== Excerpted data
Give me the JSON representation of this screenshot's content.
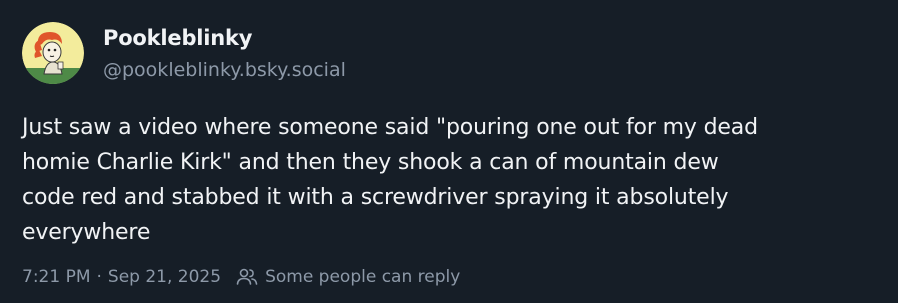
{
  "post": {
    "author": {
      "display_name": "Pookleblinky",
      "handle": "@pookleblinky.bsky.social"
    },
    "text_lines": [
      "Just saw a video where someone said \"pouring one out for my dead",
      "homie Charlie Kirk\" and then they shook a can of mountain dew",
      "code red and stabbed it with a screwdriver spraying it absolutely",
      "everywhere"
    ],
    "time": "7:21 PM",
    "separator": "·",
    "date": "Sep 21, 2025",
    "reply_setting": "Some people can reply",
    "reply_icon": "people-icon"
  },
  "colors": {
    "background": "#161e27",
    "text_primary": "#f1f3f5",
    "text_secondary": "#8d99a8",
    "avatar_bg": "#f3ec9c"
  }
}
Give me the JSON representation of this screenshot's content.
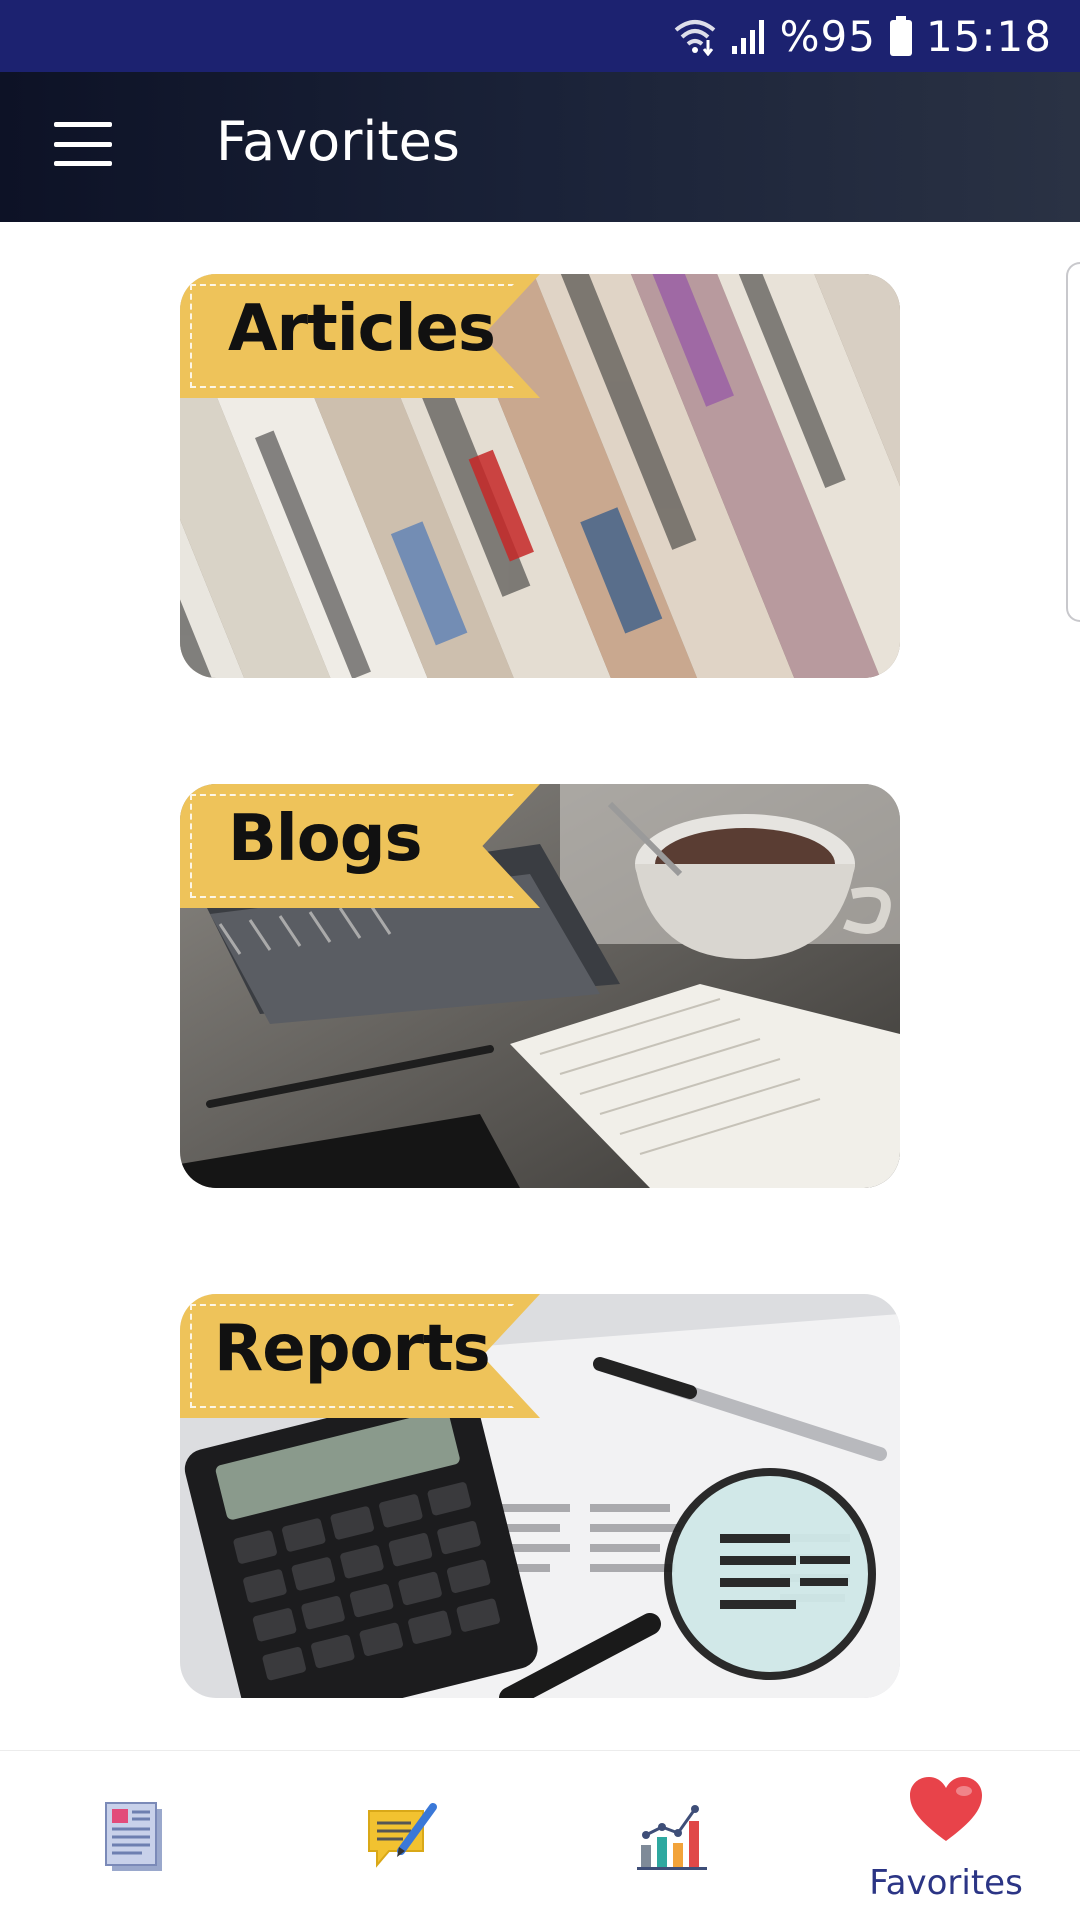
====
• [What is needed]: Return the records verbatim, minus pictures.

• [Exercise answer]:
Give me the JSON representation of this screenshot's content.
{
  "post": {
    "author": {
      "display_name": "Pookleblinky",
      "handle": "@pookleblinky.bsky.social"
    },
    "text_lines": [
      "Just saw a video where someone said \"pouring one out for my dead",
      "homie Charlie Kirk\" and then they shook a can of mountain dew",
      "code red and stabbed it with a screwdriver spraying it absolutely",
      "everywhere"
    ],
    "time": "7:21 PM",
    "separator": "·",
    "date": "Sep 21, 2025",
    "reply_setting": "Some people can reply",
    "reply_icon": "people-icon"
  },
  "colors": {
    "background": "#161e27",
    "text_primary": "#f1f3f5",
    "text_secondary": "#8d99a8",
    "avatar_bg": "#f3ec9c"
  }
}
Give me the JSON representation of this screenshot's content.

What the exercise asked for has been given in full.